Brief: Whenever a line below mentions the word "true", that line should be copied.

Material for the task:

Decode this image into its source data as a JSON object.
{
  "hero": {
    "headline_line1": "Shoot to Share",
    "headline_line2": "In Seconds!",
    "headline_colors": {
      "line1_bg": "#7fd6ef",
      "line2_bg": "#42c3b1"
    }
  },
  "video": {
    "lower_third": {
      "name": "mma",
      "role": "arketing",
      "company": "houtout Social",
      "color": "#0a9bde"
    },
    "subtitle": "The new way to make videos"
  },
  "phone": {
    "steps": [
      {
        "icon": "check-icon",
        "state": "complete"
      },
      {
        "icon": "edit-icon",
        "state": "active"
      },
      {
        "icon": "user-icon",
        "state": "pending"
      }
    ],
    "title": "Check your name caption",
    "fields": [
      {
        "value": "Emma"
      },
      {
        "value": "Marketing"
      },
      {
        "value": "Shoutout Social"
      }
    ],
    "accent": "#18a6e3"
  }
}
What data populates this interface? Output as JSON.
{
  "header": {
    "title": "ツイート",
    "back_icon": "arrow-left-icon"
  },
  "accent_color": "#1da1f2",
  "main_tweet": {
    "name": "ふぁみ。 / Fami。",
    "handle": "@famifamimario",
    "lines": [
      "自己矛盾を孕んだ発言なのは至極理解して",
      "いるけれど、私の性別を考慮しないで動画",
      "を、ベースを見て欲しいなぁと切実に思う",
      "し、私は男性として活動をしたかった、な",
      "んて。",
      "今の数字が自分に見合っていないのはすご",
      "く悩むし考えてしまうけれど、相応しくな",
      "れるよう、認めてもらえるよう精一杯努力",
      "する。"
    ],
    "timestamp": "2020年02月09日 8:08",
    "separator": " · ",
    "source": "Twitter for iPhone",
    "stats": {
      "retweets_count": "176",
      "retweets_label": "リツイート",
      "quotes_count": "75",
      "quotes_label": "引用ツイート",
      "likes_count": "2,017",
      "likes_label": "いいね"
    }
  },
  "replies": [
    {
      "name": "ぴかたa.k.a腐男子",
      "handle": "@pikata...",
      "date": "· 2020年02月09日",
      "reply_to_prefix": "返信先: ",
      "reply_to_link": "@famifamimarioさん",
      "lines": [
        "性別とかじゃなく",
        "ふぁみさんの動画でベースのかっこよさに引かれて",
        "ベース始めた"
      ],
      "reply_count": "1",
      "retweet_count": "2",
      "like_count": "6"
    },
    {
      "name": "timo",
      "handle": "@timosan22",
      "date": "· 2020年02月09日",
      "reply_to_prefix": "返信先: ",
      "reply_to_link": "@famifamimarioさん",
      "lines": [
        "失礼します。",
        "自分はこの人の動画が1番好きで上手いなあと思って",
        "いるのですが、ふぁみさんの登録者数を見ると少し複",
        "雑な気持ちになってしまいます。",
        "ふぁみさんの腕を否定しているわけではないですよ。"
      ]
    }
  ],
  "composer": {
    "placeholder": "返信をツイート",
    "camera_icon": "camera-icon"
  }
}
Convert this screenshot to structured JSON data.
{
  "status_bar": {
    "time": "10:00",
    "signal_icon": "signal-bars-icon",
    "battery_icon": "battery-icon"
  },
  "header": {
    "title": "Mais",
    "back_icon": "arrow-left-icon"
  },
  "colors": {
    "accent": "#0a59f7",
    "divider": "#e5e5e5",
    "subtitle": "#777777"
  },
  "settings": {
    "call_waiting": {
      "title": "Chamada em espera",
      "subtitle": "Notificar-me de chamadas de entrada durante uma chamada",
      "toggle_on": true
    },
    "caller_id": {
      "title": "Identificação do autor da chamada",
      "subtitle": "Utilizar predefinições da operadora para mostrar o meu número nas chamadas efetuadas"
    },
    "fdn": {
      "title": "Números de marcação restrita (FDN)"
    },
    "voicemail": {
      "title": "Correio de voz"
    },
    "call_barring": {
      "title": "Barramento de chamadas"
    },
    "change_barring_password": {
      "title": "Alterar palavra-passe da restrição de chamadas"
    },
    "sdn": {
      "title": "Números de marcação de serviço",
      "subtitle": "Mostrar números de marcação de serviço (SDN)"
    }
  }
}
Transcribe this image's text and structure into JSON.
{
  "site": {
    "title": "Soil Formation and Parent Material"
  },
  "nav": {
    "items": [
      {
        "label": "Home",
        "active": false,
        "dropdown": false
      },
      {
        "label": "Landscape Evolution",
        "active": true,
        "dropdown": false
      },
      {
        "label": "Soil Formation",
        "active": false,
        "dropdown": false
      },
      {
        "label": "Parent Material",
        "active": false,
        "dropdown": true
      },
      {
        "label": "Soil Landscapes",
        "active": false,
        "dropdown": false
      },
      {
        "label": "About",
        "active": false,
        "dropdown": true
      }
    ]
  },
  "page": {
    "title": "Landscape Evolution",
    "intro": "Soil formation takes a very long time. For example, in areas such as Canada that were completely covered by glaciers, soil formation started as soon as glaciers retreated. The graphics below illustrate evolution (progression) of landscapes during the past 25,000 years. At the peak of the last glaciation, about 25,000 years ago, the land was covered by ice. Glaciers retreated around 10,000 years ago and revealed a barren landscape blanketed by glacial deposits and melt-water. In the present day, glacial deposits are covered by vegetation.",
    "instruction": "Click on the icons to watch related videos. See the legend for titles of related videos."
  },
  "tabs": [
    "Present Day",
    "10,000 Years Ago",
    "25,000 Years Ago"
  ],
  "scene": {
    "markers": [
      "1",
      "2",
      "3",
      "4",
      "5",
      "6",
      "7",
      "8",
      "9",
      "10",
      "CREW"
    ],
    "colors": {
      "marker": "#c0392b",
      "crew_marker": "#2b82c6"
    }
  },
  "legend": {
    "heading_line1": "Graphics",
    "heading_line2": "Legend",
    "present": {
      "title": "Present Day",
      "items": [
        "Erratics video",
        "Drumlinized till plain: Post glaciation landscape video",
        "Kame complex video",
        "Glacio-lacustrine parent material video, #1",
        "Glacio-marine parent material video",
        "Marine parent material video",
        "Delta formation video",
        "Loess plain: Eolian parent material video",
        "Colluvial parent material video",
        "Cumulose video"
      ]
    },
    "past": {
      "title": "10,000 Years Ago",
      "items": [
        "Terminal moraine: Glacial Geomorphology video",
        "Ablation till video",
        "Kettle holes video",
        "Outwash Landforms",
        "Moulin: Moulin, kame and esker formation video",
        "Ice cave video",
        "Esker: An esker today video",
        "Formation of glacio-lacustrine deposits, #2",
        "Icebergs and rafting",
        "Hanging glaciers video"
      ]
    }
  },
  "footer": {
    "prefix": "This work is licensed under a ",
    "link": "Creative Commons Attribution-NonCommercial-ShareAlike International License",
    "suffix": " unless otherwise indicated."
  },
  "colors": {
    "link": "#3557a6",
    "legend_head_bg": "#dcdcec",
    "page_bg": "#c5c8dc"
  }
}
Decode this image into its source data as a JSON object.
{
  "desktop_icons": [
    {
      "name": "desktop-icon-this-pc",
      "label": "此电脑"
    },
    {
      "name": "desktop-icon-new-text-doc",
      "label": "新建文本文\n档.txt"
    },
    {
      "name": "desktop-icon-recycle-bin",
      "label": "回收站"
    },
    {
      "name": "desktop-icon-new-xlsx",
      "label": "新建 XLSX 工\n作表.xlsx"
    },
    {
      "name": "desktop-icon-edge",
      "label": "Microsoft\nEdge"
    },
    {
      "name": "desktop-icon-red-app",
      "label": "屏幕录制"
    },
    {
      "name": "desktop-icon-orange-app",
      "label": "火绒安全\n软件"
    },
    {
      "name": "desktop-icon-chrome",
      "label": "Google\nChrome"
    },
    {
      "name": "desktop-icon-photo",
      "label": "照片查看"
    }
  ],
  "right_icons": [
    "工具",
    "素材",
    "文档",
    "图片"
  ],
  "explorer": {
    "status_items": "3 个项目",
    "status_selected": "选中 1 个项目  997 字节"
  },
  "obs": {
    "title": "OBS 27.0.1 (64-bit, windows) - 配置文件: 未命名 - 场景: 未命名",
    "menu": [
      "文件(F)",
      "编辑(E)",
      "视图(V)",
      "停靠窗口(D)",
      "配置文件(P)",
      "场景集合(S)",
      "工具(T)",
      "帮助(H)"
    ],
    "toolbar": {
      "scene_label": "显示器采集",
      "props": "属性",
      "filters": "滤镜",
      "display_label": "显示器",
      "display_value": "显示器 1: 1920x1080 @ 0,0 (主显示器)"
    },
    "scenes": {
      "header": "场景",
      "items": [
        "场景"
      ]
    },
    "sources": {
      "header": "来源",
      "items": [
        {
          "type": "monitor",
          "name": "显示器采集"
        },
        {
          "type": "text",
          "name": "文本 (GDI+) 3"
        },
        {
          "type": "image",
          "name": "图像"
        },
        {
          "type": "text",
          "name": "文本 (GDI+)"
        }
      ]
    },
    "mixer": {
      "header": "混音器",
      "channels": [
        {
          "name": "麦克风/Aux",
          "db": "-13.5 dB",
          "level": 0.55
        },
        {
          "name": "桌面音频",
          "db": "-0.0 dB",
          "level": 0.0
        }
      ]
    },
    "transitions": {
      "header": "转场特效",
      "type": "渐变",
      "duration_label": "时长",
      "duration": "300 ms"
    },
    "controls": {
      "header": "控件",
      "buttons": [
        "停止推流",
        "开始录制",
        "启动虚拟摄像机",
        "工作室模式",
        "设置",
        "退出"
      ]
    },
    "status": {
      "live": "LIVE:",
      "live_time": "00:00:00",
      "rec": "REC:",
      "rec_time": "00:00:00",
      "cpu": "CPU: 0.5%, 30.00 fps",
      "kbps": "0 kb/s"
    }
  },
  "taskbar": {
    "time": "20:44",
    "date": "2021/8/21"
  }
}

Solution to the problem:
      "toggle_on": true
        "active": true,
        "dropdown": true
        "dropdown": true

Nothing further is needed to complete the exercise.